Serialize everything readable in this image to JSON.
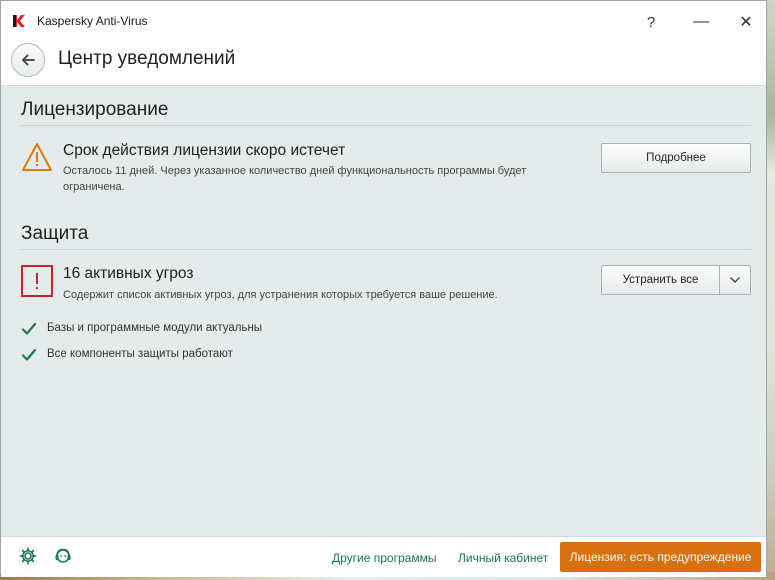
{
  "window": {
    "title": "Kaspersky Anti-Virus"
  },
  "titlebar": {
    "help_label": "?",
    "minimize_label": "—",
    "close_label": "✕"
  },
  "header": {
    "title": "Центр уведомлений"
  },
  "licensing": {
    "section_title": "Лицензирование",
    "item_title": "Срок действия лицензии скоро истечет",
    "item_desc_line1": "Осталось 11 дней. Через указанное количество дней функциональность программы будет",
    "item_desc_line2": "ограничена.",
    "details_button": "Подробнее",
    "icon": "warning-triangle-icon"
  },
  "protection": {
    "section_title": "Защита",
    "threats_title": "16 активных угроз",
    "threats_desc": "Содержит список активных угроз, для устранения которых требуется ваше решение.",
    "fix_all_button": "Устранить все",
    "status_items": [
      {
        "label": "Базы и программные модули актуальны",
        "icon": "check-icon"
      },
      {
        "label": "Все компоненты защиты работают",
        "icon": "check-icon"
      }
    ]
  },
  "footer": {
    "other_programs": "Другие программы",
    "personal_cabinet": "Личный кабинет",
    "license_button": "Лицензия: есть предупреждение"
  },
  "colors": {
    "accent_green": "#1a7a52",
    "warning_orange": "#e07a10",
    "danger_red": "#c8232c",
    "license_button_bg": "#d9700f"
  }
}
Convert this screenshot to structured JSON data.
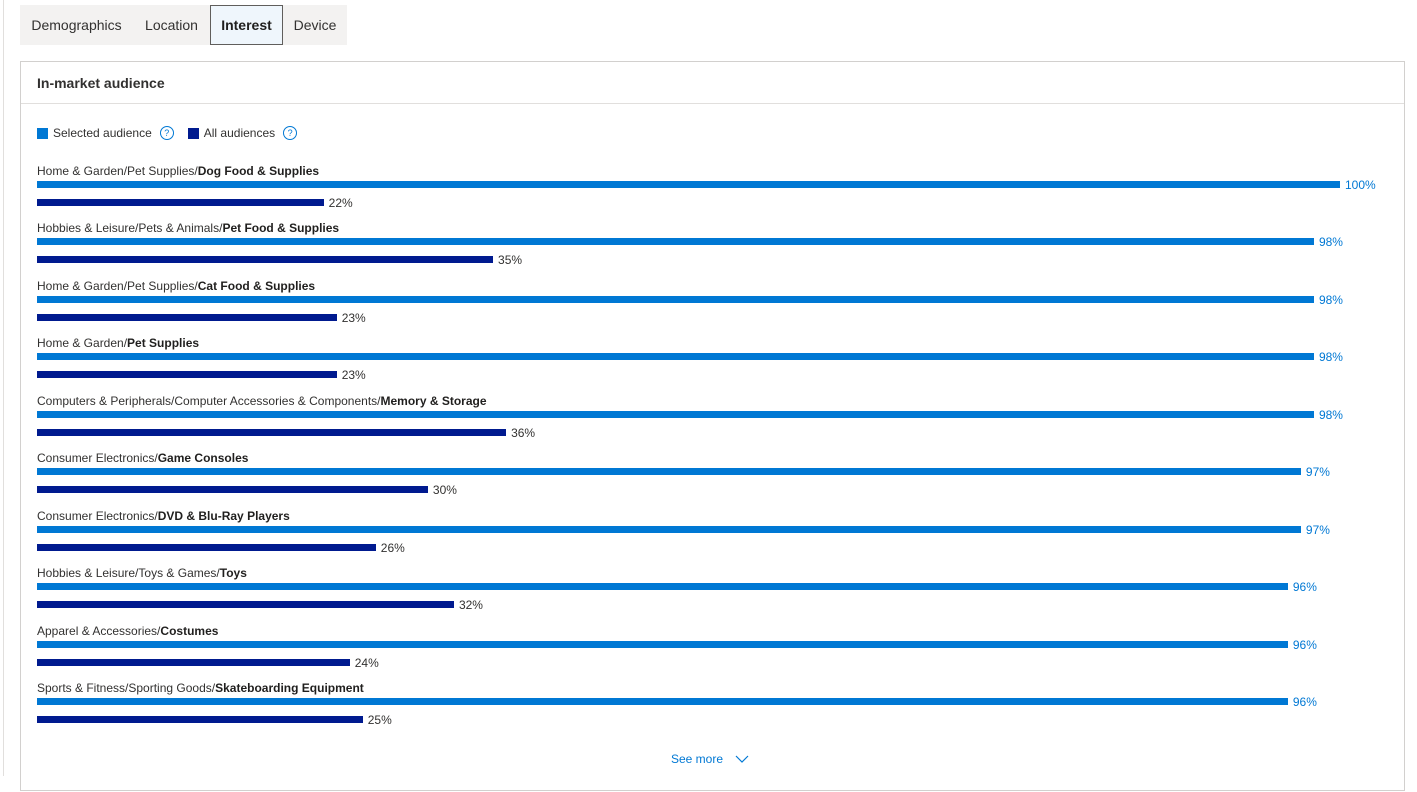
{
  "tabs": [
    {
      "label": "Demographics",
      "selected": false
    },
    {
      "label": "Location",
      "selected": false
    },
    {
      "label": "Interest",
      "selected": true
    },
    {
      "label": "Device",
      "selected": false
    }
  ],
  "card": {
    "title": "In-market audience",
    "see_more_label": "See more"
  },
  "colors": {
    "selected_audience": "#0078d4",
    "all_audiences": "#001a8f"
  },
  "chart_data": {
    "type": "bar",
    "orientation": "horizontal",
    "title": "In-market audience",
    "xlim": [
      0,
      100
    ],
    "unit": "%",
    "legend": {
      "position": "top-left",
      "entries": [
        "Selected audience",
        "All audiences"
      ]
    },
    "categories": [
      {
        "prefix": "Home & Garden/Pet Supplies/",
        "leaf": "Dog Food & Supplies"
      },
      {
        "prefix": "Hobbies & Leisure/Pets & Animals/",
        "leaf": "Pet Food & Supplies"
      },
      {
        "prefix": "Home & Garden/Pet Supplies/",
        "leaf": "Cat Food & Supplies"
      },
      {
        "prefix": "Home & Garden/",
        "leaf": "Pet Supplies"
      },
      {
        "prefix": "Computers & Peripherals/Computer Accessories & Components/",
        "leaf": "Memory & Storage"
      },
      {
        "prefix": "Consumer Electronics/",
        "leaf": "Game Consoles"
      },
      {
        "prefix": "Consumer Electronics/",
        "leaf": "DVD & Blu-Ray Players"
      },
      {
        "prefix": "Hobbies & Leisure/Toys & Games/",
        "leaf": "Toys"
      },
      {
        "prefix": "Apparel & Accessories/",
        "leaf": "Costumes"
      },
      {
        "prefix": "Sports & Fitness/Sporting Goods/",
        "leaf": "Skateboarding Equipment"
      }
    ],
    "series": [
      {
        "name": "Selected audience",
        "values": [
          100,
          98,
          98,
          98,
          98,
          97,
          97,
          96,
          96,
          96
        ]
      },
      {
        "name": "All audiences",
        "values": [
          22,
          35,
          23,
          23,
          36,
          30,
          26,
          32,
          24,
          25
        ]
      }
    ]
  }
}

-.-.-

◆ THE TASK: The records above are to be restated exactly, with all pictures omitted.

◆ SOLUTION TO THIS PROBLEM:
Serialize everything readable in this image to JSON.
{
  "window": {
    "title": "Kaspersky Anti-Virus"
  },
  "titlebar": {
    "help_label": "?",
    "minimize_label": "—",
    "close_label": "✕"
  },
  "header": {
    "title": "Центр уведомлений"
  },
  "licensing": {
    "section_title": "Лицензирование",
    "item_title": "Срок действия лицензии скоро истечет",
    "item_desc_line1": "Осталось 11 дней. Через указанное количество дней функциональность программы будет",
    "item_desc_line2": "ограничена.",
    "details_button": "Подробнее",
    "icon": "warning-triangle-icon"
  },
  "protection": {
    "section_title": "Защита",
    "threats_title": "16 активных угроз",
    "threats_desc": "Содержит список активных угроз, для устранения которых требуется ваше решение.",
    "fix_all_button": "Устранить все",
    "status_items": [
      {
        "label": "Базы и программные модули актуальны",
        "icon": "check-icon"
      },
      {
        "label": "Все компоненты защиты работают",
        "icon": "check-icon"
      }
    ]
  },
  "footer": {
    "other_programs": "Другие программы",
    "personal_cabinet": "Личный кабинет",
    "license_button": "Лицензия: есть предупреждение"
  },
  "colors": {
    "accent_green": "#1a7a52",
    "warning_orange": "#e07a10",
    "danger_red": "#c8232c",
    "license_button_bg": "#d9700f"
  }
}
Convert this screenshot to structured JSON data.
{
  "tabs": [
    {
      "label": "Demographics",
      "selected": false
    },
    {
      "label": "Location",
      "selected": false
    },
    {
      "label": "Interest",
      "selected": true
    },
    {
      "label": "Device",
      "selected": false
    }
  ],
  "card": {
    "title": "In-market audience",
    "see_more_label": "See more"
  },
  "colors": {
    "selected_audience": "#0078d4",
    "all_audiences": "#001a8f"
  },
  "chart_data": {
    "type": "bar",
    "orientation": "horizontal",
    "title": "In-market audience",
    "xlim": [
      0,
      100
    ],
    "unit": "%",
    "legend": {
      "position": "top-left",
      "entries": [
        "Selected audience",
        "All audiences"
      ]
    },
    "categories": [
      {
        "prefix": "Home & Garden/Pet Supplies/",
        "leaf": "Dog Food & Supplies"
      },
      {
        "prefix": "Hobbies & Leisure/Pets & Animals/",
        "leaf": "Pet Food & Supplies"
      },
      {
        "prefix": "Home & Garden/Pet Supplies/",
        "leaf": "Cat Food & Supplies"
      },
      {
        "prefix": "Home & Garden/",
        "leaf": "Pet Supplies"
      },
      {
        "prefix": "Computers & Peripherals/Computer Accessories & Components/",
        "leaf": "Memory & Storage"
      },
      {
        "prefix": "Consumer Electronics/",
        "leaf": "Game Consoles"
      },
      {
        "prefix": "Consumer Electronics/",
        "leaf": "DVD & Blu-Ray Players"
      },
      {
        "prefix": "Hobbies & Leisure/Toys & Games/",
        "leaf": "Toys"
      },
      {
        "prefix": "Apparel & Accessories/",
        "leaf": "Costumes"
      },
      {
        "prefix": "Sports & Fitness/Sporting Goods/",
        "leaf": "Skateboarding Equipment"
      }
    ],
    "series": [
      {
        "name": "Selected audience",
        "values": [
          100,
          98,
          98,
          98,
          98,
          97,
          97,
          96,
          96,
          96
        ]
      },
      {
        "name": "All audiences",
        "values": [
          22,
          35,
          23,
          23,
          36,
          30,
          26,
          32,
          24,
          25
        ]
      }
    ]
  }
}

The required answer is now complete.